Suppose *k* runners are running around a circular track that’s 1 unit long. All the runners start at the same point, but they run at different speeds. A runner is said to be “lonely” if he’s at least distance 1/*k* along the track from every other runner. The lonely runner conjecture states that each of the runners will be lonely at some point.

This is obviously true for low values of *k*. If there’s a single runner, then he’s lonely before he even leaves the starting line. And if there are two runners, at some point they’ll occupy diametrically opposite points on the track, at which point both will be lonely.

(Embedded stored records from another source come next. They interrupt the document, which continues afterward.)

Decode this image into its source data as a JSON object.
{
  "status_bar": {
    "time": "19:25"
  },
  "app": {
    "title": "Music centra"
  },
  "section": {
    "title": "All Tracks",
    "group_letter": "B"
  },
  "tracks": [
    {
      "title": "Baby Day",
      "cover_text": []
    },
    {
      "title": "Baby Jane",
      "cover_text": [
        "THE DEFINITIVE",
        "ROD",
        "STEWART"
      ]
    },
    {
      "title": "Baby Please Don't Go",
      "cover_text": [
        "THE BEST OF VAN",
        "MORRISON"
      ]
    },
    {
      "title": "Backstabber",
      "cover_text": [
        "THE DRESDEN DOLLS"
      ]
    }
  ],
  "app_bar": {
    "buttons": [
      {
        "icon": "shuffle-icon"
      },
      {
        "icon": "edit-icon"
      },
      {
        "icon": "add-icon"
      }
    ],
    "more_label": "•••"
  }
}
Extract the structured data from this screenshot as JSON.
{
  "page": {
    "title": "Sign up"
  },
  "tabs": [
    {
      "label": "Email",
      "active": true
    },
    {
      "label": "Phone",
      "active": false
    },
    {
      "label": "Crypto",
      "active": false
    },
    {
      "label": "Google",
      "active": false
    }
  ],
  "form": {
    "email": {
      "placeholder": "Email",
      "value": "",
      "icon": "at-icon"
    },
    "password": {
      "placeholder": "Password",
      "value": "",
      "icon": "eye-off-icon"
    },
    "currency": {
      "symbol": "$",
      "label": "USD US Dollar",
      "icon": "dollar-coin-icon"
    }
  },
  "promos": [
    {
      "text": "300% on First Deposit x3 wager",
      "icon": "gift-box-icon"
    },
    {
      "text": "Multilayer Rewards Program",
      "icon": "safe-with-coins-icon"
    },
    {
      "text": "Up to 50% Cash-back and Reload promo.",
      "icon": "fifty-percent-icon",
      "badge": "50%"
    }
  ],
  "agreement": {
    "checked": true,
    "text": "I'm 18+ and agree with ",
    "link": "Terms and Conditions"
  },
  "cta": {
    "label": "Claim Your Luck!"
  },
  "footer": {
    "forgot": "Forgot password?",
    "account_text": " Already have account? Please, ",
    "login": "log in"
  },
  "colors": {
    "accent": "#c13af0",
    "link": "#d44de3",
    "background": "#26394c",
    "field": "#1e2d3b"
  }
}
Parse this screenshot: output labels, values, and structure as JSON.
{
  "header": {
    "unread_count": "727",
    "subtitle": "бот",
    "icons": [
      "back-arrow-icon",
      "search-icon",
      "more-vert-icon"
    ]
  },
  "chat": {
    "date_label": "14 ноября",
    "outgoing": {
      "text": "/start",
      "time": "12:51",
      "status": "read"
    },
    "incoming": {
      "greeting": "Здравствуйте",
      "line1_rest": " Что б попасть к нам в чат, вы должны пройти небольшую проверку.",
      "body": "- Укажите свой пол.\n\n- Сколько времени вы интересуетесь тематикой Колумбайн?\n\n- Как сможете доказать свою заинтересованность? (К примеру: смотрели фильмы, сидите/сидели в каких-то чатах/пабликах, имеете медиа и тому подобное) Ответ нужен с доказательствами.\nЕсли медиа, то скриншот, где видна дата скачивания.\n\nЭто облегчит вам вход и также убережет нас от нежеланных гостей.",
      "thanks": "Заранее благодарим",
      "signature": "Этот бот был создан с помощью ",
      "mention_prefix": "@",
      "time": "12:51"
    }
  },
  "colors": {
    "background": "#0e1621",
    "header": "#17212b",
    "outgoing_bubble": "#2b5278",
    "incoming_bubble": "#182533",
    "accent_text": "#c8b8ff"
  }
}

But whether it’s always true, for any number of runners, remains an unsolved problem in mathematics.